I struggled with the new technology... But eventually, I got the hang of it. And soon I really was processing & printing my very own digital pictures right at home! The picture quality wasn't very good, but it served me for the time being. (And it was certainly fun.)
The first color digicam came out about a year later, but the pictures were still pretty poor compared to pictures from "real" cameras. So I stuck with what I had for a couple of more years.
1996 - The breakthrough year
The Kodak DC-50 color digital camera was introduced in 1996.
After an on site demonstration by the local Kodak field representative, I bought one immediately. Now this was a real improvement in digital camera technology! The DC-50 became a valuable tool at work, completely replacing my Polaroid camera for production documentation .
My ties to film were broken.
From that point on, I've been strictly digital ... and never looked back.
Since the DC-50, I've worked my way through quite a few digital cameras. Some kept me happy for a while, others were in & out of my camera bag in just a few days. (Listed in alphabetical order)
- Agfa ePhoto 780
- Agfa ePhoto 1280
- Agfa ePhoto 1680
- Canon EOS 1D
- Canon EOS D30
- Canon EOS D60
- Canon S3 IS
- Canon S70
- Canon SX110 IS
- Canon HF-G10 Camcorder
- Canon XA-20 Camcorder
- Contax N Digital
- Fuji S1 Pro
- Fuji S2 Pro
- Kodak DC-200
- Kodak DC-210
- Kodak DCS 315
- Kodak DCS 520
- Kodak DCS 620
- Kodak DCS 620x
- Kodak DCS 660
- Kodak DCS 760
- Kodak DCS Pro 14n
- Kodak ProBack 645M
- Nikon Coolpix 700

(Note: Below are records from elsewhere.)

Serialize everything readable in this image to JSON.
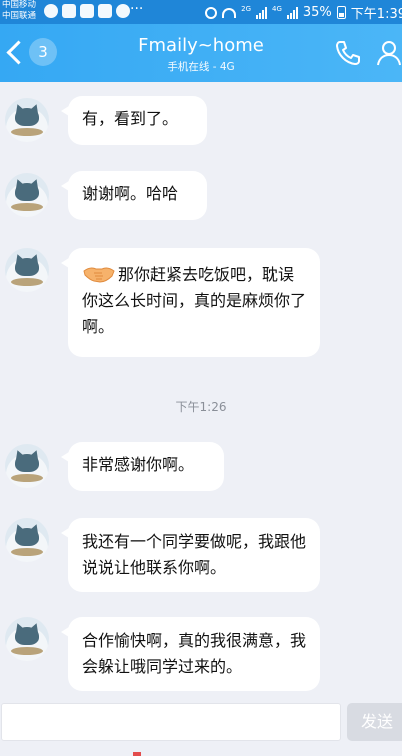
{
  "status_bar": {
    "carrier_1": "中国移动",
    "carrier_2": "中国联通",
    "network_small": "2G",
    "network_4g": "4G",
    "battery": "35%",
    "time": "下午1:39",
    "icons": [
      "qq-icon",
      "messenger-icon",
      "notes-icon",
      "photo-icon",
      "qq-browser-icon",
      "more-icon",
      "alarm-icon",
      "wifi-icon",
      "signal-icon",
      "battery-icon"
    ]
  },
  "header": {
    "back_badge": "3",
    "title": "Fmaily~home",
    "subtitle": "手机在线 - 4G",
    "accent": "#35a8f3"
  },
  "messages": [
    {
      "text": "有，看到了。"
    },
    {
      "text": "谢谢啊。哈哈"
    },
    {
      "text": "那你赶紧去吃饭吧，耽误你这么长时间，真的是麻烦你了啊。",
      "emoji": "handshake"
    },
    {
      "text": "非常感谢你啊。"
    },
    {
      "text": "我还有一个同学要做呢，我跟他说说让他联系你啊。"
    },
    {
      "text": "合作愉快啊，真的我很满意，我会躲让哦同学过来的。"
    }
  ],
  "timestamp": "下午1:26",
  "composer": {
    "placeholder": "",
    "send_label": "发送"
  }
}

- Nikon Coolpix 800
- Nikon Coolpix 900
- Nikon Coolpix 950
- Nikon Coolpix 990
- Nikon CoolPix 995
- Nikon Coolpix 2500
- Nikon Coolpix 4500
- Nikon Coolpix 5700
- Nikon D1
- Nikon D1H
- Nikon D1X
- Nikon D100
- Nikon D2H
- Nikon D2X
- Nikon D200
- Nikon D3
- Nikon D3s
- Nikon D300
- Nikon D70
- Nikon D700
- Nikon D7000
- Nikon D800E
- Nikon 1 V1
- Nikon 1 V2
- Olympus D-340L
- Olympus D-500L
- Olympus D-600L
- Olympus E1
- Sony RX100 II
- Sony RX100 III
What am I using now?
A Sony RX100 III, a Nikon D800E, a Nikon D700 and a Canon XA-20 Camcorder.
The Sony RX100 III is my everyday walk-around camera. Truly pocketable, with picture quality that rivals the best Nikon DSLRs ... absolutely amazing!.
The Nikon D800E is my preferred DSLR.
I use my Nikon D700 as a backup when a second professional class DSLR is needed.
A Canon XA-20 Professional Class Camcorder is my primary video camera, and I also use the Sony RX100 III as a pocket-size alternate video camera.